PGA: This question goes out to both of you. In the last decade, the boundaries between genres have become an ever-increasing gray area. Numerous new releases are romance-fantasy-mystery hybrids. The philosophy behind this, I'm assuming, is bigger audience = bigger sales. Some thrillers can be categorized as mystery or historical fiction or romance or political fiction. In your opinion, is this blending of genres, this blurring of the lines between literary classifications good or bad for publishing?
JP: Good stories are good stories. Period. Doesn't matter about blending. In fact, the more the better, provided the overall story is good. My work is a perfect example. I write in a variety of genres that reflect not only my own interests but also what I think readers want to read.

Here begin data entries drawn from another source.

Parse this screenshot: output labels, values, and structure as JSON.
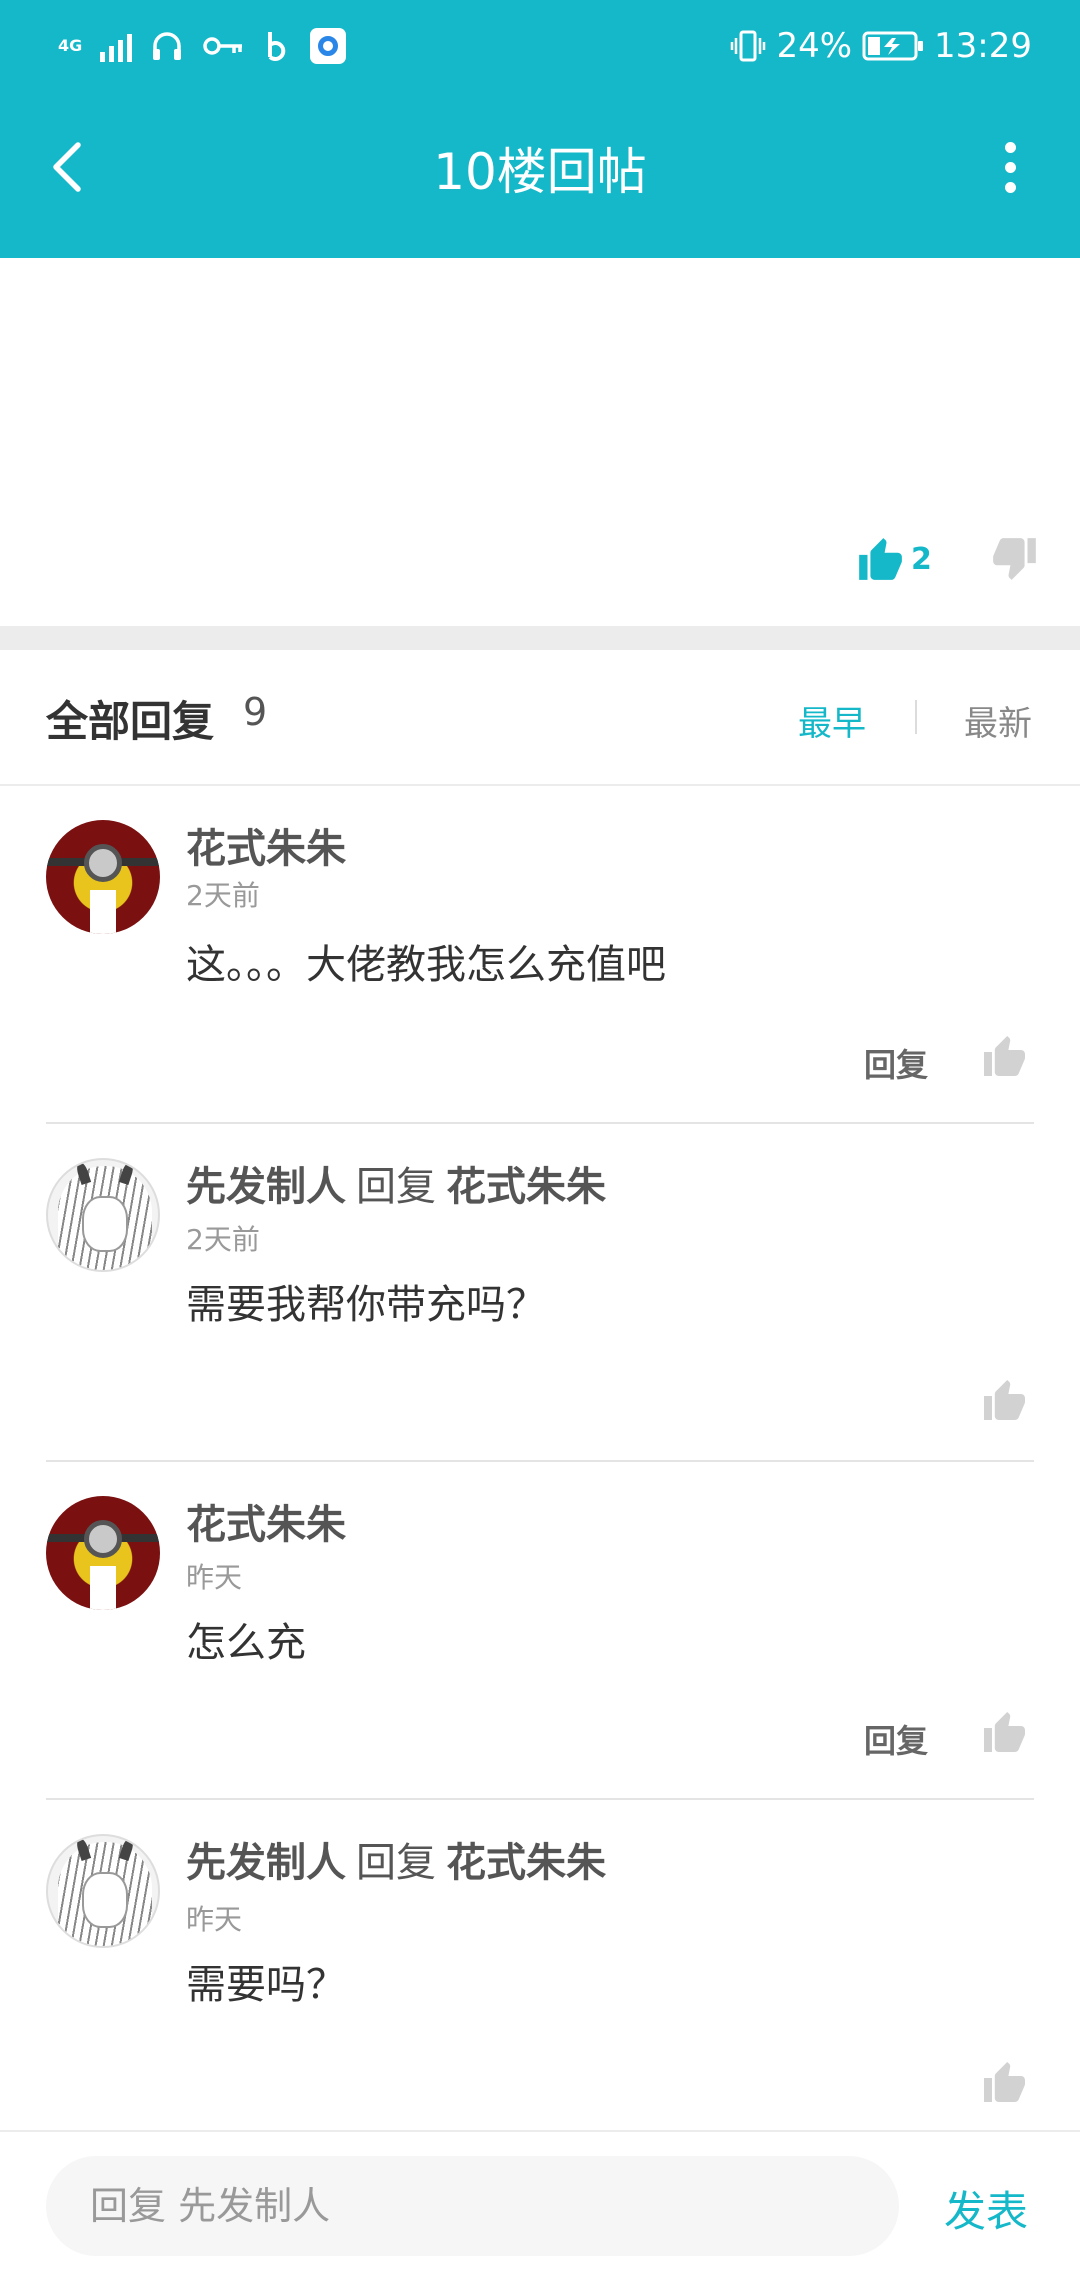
{
  "status_bar": {
    "network": "4G",
    "battery_percent": "24%",
    "time": "13:29"
  },
  "header": {
    "title": "10楼回帖"
  },
  "post": {
    "like_count": "2"
  },
  "replies": {
    "title": "全部回复",
    "count": "9",
    "sort_earliest": "最早",
    "sort_latest": "最新"
  },
  "comments": [
    {
      "author": "花式朱朱",
      "reply_word": "",
      "reply_to": "",
      "time": "2天前",
      "text": "这。。。大佬教我怎么充值吧",
      "reply_label": "回复",
      "avatar": "minion-avatar"
    },
    {
      "author": "先发制人",
      "reply_word": "回复",
      "reply_to": "花式朱朱",
      "time": "2天前",
      "text": "需要我帮你带充吗？",
      "reply_label": "",
      "avatar": "anime-girl-avatar"
    },
    {
      "author": "花式朱朱",
      "reply_word": "",
      "reply_to": "",
      "time": "昨天",
      "text": "怎么充",
      "reply_label": "回复",
      "avatar": "minion-avatar"
    },
    {
      "author": "先发制人",
      "reply_word": "回复",
      "reply_to": "花式朱朱",
      "time": "昨天",
      "text": "需要吗？",
      "reply_label": "",
      "avatar": "anime-girl-avatar"
    }
  ],
  "composer": {
    "placeholder": "回复 先发制人",
    "send_label": "发表"
  },
  "colors": {
    "accent": "#14b8c8",
    "inactive_icon": "#d2d2d2"
  }
}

It's more a reflection of the 21st-century mind that demands so much more from everything. The writer's task is to deliver.
SB: Labels are truly aggravating. They seem to be used by others, more for convenience, than by writers out of necessity. ITW is a great example. We are a blend of a variety of thriller subgenres, but the common thread through us all, we hope, is the goal of good stories told well. Just like with people, pigeonholing books is equally difficult and should be avoided.
PGA: James, I know that Thriller hasn't even been released yet, but with all the extremely positive pre-publication buzz, have you contemplated doing another Thriller anthology or even making it an annual collection?
JP: Certainly ITW wants to do more of this kind of thing, and there's talk of another anthology in a couple years. Of course, all that depends on the success of Thriller. But, so far, everything is pointing in the right direction. The pre-orders are through the roof, and reviews have been universally excellent. So, we'll see.